• [Assignment]: When you reproduce these records, keep every word exactly and drop the images.

• [Available records]:
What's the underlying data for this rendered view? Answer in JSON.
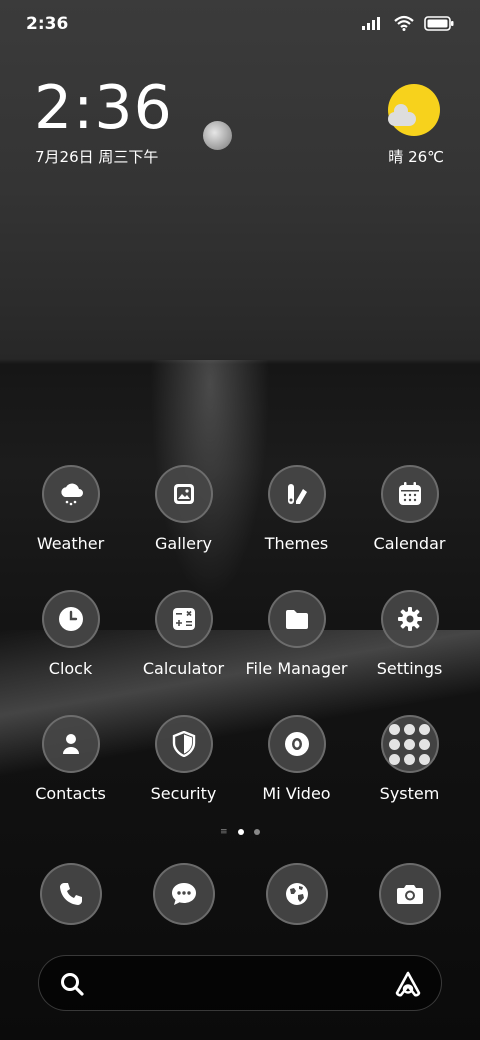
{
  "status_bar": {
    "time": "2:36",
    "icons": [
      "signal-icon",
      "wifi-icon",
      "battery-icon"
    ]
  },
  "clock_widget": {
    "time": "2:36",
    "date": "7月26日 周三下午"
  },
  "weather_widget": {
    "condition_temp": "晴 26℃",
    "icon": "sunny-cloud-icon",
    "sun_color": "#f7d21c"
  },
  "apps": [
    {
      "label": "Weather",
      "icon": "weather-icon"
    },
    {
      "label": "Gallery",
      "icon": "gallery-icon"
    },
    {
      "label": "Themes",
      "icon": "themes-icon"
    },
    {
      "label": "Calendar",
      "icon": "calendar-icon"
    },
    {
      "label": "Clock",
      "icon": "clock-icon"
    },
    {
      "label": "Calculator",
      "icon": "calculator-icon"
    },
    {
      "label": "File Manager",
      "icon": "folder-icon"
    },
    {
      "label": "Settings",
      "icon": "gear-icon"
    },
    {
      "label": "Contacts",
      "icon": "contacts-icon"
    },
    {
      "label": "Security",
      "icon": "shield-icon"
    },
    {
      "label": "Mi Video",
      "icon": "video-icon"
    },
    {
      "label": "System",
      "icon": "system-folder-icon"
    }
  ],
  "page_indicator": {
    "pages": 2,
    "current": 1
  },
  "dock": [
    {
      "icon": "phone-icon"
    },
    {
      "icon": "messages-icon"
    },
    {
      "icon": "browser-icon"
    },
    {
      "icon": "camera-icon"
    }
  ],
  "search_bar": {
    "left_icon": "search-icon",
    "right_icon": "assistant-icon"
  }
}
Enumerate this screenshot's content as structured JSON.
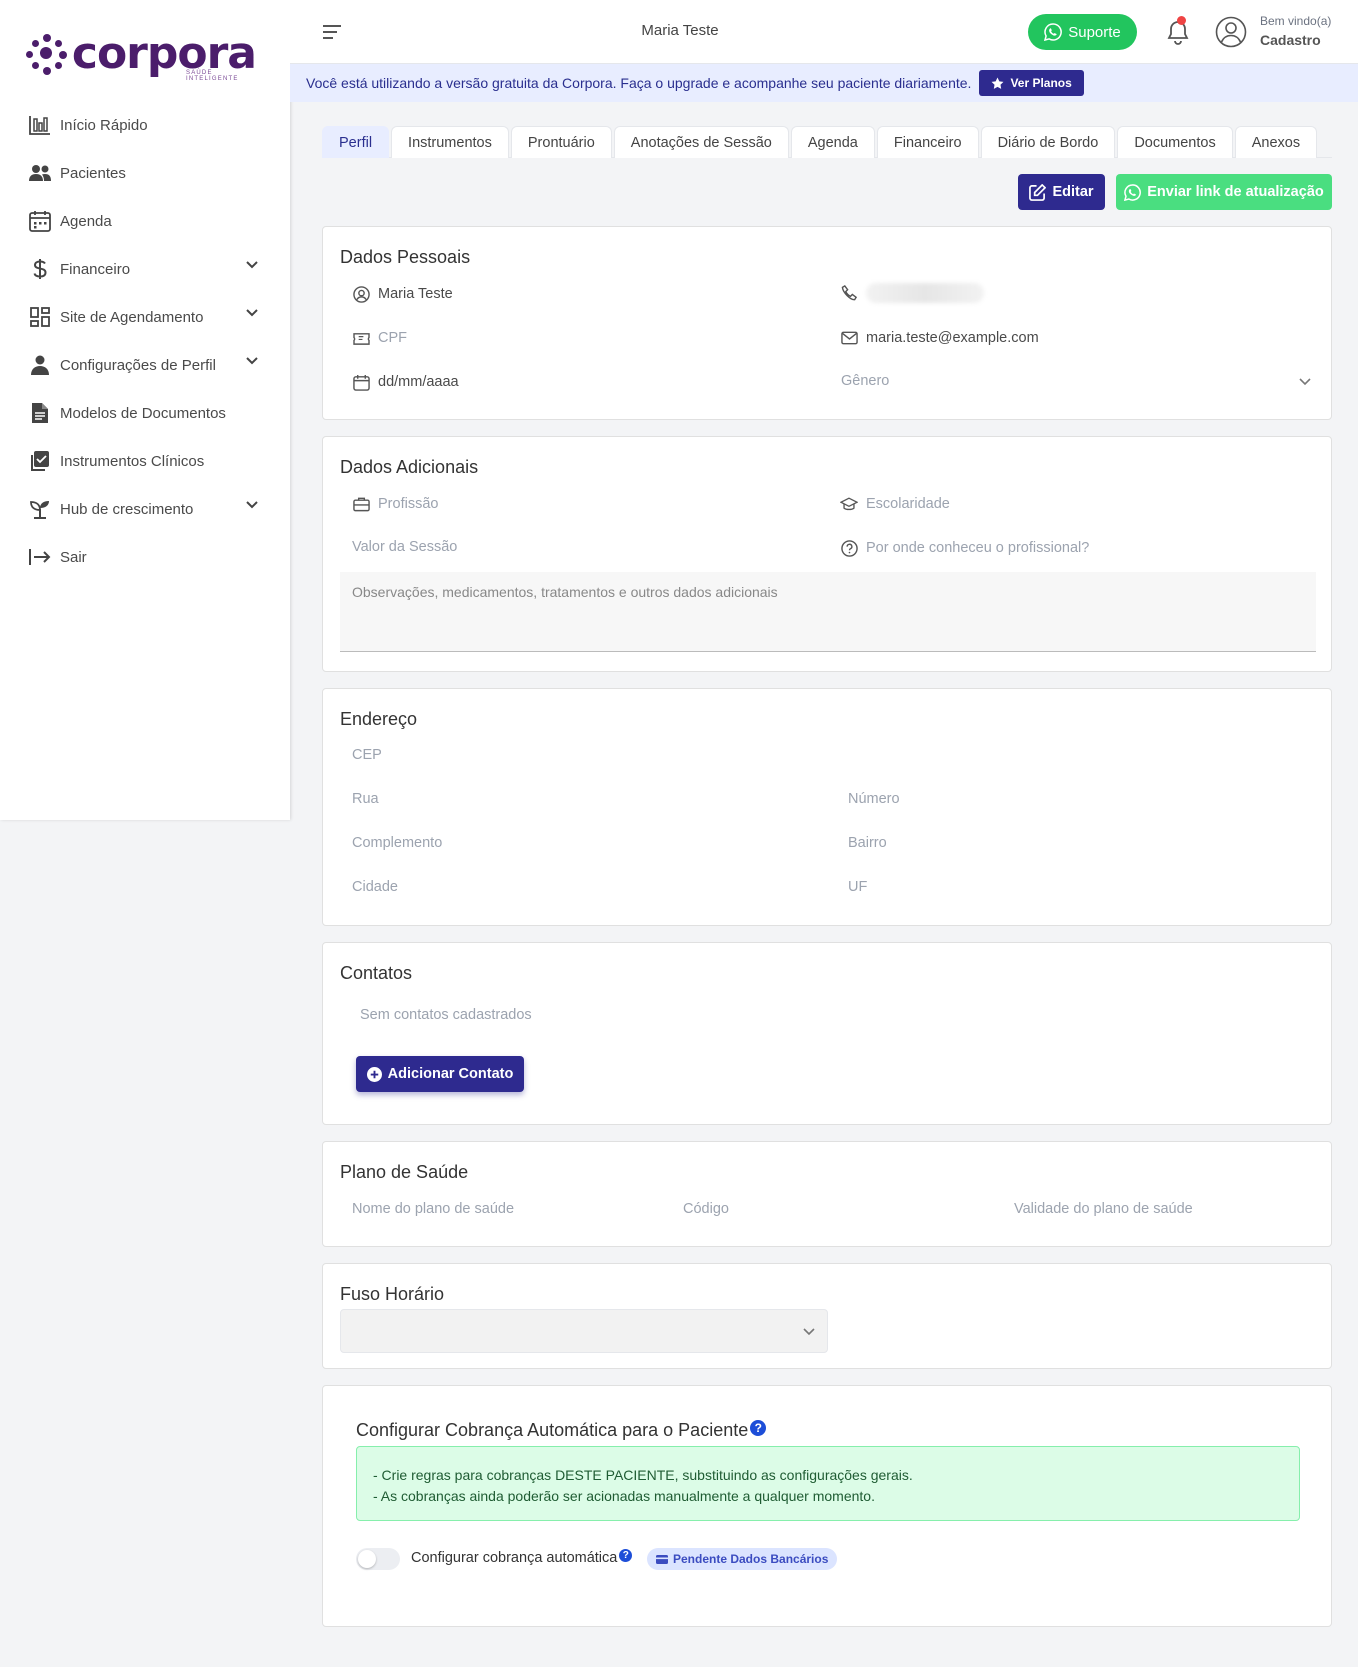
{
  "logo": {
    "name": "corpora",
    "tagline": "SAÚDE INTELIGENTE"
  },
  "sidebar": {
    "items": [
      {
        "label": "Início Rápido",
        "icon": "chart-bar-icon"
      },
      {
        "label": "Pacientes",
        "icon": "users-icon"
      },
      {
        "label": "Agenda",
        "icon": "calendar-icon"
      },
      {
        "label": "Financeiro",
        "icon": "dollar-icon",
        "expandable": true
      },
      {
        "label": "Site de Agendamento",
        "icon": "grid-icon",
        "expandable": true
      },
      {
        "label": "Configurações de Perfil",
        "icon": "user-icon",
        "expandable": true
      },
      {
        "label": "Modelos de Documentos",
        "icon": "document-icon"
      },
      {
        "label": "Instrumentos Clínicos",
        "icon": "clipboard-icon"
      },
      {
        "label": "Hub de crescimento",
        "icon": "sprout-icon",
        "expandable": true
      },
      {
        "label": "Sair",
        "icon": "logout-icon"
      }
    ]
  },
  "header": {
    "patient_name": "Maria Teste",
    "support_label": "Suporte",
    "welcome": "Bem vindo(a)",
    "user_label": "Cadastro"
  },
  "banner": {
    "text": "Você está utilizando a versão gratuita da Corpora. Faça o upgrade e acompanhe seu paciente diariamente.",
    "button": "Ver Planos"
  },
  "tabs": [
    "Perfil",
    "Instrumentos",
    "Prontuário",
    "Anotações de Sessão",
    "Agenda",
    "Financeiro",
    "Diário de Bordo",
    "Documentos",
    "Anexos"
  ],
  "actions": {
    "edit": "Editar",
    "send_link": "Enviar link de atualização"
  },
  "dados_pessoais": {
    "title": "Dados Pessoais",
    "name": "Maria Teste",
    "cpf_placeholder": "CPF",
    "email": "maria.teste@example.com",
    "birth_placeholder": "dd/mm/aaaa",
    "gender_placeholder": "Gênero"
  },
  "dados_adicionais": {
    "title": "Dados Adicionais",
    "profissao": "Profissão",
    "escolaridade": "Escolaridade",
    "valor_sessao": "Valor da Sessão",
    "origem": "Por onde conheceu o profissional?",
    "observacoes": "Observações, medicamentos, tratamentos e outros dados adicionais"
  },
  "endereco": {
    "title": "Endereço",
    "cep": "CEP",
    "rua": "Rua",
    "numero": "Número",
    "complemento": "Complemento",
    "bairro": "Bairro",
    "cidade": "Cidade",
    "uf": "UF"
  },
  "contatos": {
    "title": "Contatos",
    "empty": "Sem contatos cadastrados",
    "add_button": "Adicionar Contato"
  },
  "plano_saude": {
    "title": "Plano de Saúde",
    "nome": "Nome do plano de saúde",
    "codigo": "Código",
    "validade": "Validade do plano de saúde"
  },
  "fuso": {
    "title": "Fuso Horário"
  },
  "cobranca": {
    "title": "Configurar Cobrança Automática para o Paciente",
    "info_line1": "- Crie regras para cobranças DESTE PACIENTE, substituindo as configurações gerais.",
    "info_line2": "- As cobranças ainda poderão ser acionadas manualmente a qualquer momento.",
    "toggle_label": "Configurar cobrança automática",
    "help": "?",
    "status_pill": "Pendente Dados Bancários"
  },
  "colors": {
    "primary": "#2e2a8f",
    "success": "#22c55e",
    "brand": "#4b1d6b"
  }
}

• [Answer section]:
What's the underlying data for this rendered view? Answer in JSON.
{
  "status_bar": {
    "time": "2:36",
    "icons": [
      "signal-icon",
      "wifi-icon",
      "battery-icon"
    ]
  },
  "clock_widget": {
    "time": "2:36",
    "date": "7月26日 周三下午"
  },
  "weather_widget": {
    "condition_temp": "晴 26℃",
    "icon": "sunny-cloud-icon",
    "sun_color": "#f7d21c"
  },
  "apps": [
    {
      "label": "Weather",
      "icon": "weather-icon"
    },
    {
      "label": "Gallery",
      "icon": "gallery-icon"
    },
    {
      "label": "Themes",
      "icon": "themes-icon"
    },
    {
      "label": "Calendar",
      "icon": "calendar-icon"
    },
    {
      "label": "Clock",
      "icon": "clock-icon"
    },
    {
      "label": "Calculator",
      "icon": "calculator-icon"
    },
    {
      "label": "File Manager",
      "icon": "folder-icon"
    },
    {
      "label": "Settings",
      "icon": "gear-icon"
    },
    {
      "label": "Contacts",
      "icon": "contacts-icon"
    },
    {
      "label": "Security",
      "icon": "shield-icon"
    },
    {
      "label": "Mi Video",
      "icon": "video-icon"
    },
    {
      "label": "System",
      "icon": "system-folder-icon"
    }
  ],
  "page_indicator": {
    "pages": 2,
    "current": 1
  },
  "dock": [
    {
      "icon": "phone-icon"
    },
    {
      "icon": "messages-icon"
    },
    {
      "icon": "browser-icon"
    },
    {
      "icon": "camera-icon"
    }
  ],
  "search_bar": {
    "left_icon": "search-icon",
    "right_icon": "assistant-icon"
  }
}
Enumerate this screenshot's content as structured JSON.
{
  "logo": {
    "name": "corpora",
    "tagline": "SAÚDE INTELIGENTE"
  },
  "sidebar": {
    "items": [
      {
        "label": "Início Rápido",
        "icon": "chart-bar-icon"
      },
      {
        "label": "Pacientes",
        "icon": "users-icon"
      },
      {
        "label": "Agenda",
        "icon": "calendar-icon"
      },
      {
        "label": "Financeiro",
        "icon": "dollar-icon",
        "expandable": true
      },
      {
        "label": "Site de Agendamento",
        "icon": "grid-icon",
        "expandable": true
      },
      {
        "label": "Configurações de Perfil",
        "icon": "user-icon",
        "expandable": true
      },
      {
        "label": "Modelos de Documentos",
        "icon": "document-icon"
      },
      {
        "label": "Instrumentos Clínicos",
        "icon": "clipboard-icon"
      },
      {
        "label": "Hub de crescimento",
        "icon": "sprout-icon",
        "expandable": true
      },
      {
        "label": "Sair",
        "icon": "logout-icon"
      }
    ]
  },
  "header": {
    "patient_name": "Maria Teste",
    "support_label": "Suporte",
    "welcome": "Bem vindo(a)",
    "user_label": "Cadastro"
  },
  "banner": {
    "text": "Você está utilizando a versão gratuita da Corpora. Faça o upgrade e acompanhe seu paciente diariamente.",
    "button": "Ver Planos"
  },
  "tabs": [
    "Perfil",
    "Instrumentos",
    "Prontuário",
    "Anotações de Sessão",
    "Agenda",
    "Financeiro",
    "Diário de Bordo",
    "Documentos",
    "Anexos"
  ],
  "actions": {
    "edit": "Editar",
    "send_link": "Enviar link de atualização"
  },
  "dados_pessoais": {
    "title": "Dados Pessoais",
    "name": "Maria Teste",
    "cpf_placeholder": "CPF",
    "email": "maria.teste@example.com",
    "birth_placeholder": "dd/mm/aaaa",
    "gender_placeholder": "Gênero"
  },
  "dados_adicionais": {
    "title": "Dados Adicionais",
    "profissao": "Profissão",
    "escolaridade": "Escolaridade",
    "valor_sessao": "Valor da Sessão",
    "origem": "Por onde conheceu o profissional?",
    "observacoes": "Observações, medicamentos, tratamentos e outros dados adicionais"
  },
  "endereco": {
    "title": "Endereço",
    "cep": "CEP",
    "rua": "Rua",
    "numero": "Número",
    "complemento": "Complemento",
    "bairro": "Bairro",
    "cidade": "Cidade",
    "uf": "UF"
  },
  "contatos": {
    "title": "Contatos",
    "empty": "Sem contatos cadastrados",
    "add_button": "Adicionar Contato"
  },
  "plano_saude": {
    "title": "Plano de Saúde",
    "nome": "Nome do plano de saúde",
    "codigo": "Código",
    "validade": "Validade do plano de saúde"
  },
  "fuso": {
    "title": "Fuso Horário"
  },
  "cobranca": {
    "title": "Configurar Cobrança Automática para o Paciente",
    "info_line1": "- Crie regras para cobranças DESTE PACIENTE, substituindo as configurações gerais.",
    "info_line2": "- As cobranças ainda poderão ser acionadas manualmente a qualquer momento.",
    "toggle_label": "Configurar cobrança automática",
    "help": "?",
    "status_pill": "Pendente Dados Bancários"
  },
  "colors": {
    "primary": "#2e2a8f",
    "success": "#22c55e",
    "brand": "#4b1d6b"
  }
}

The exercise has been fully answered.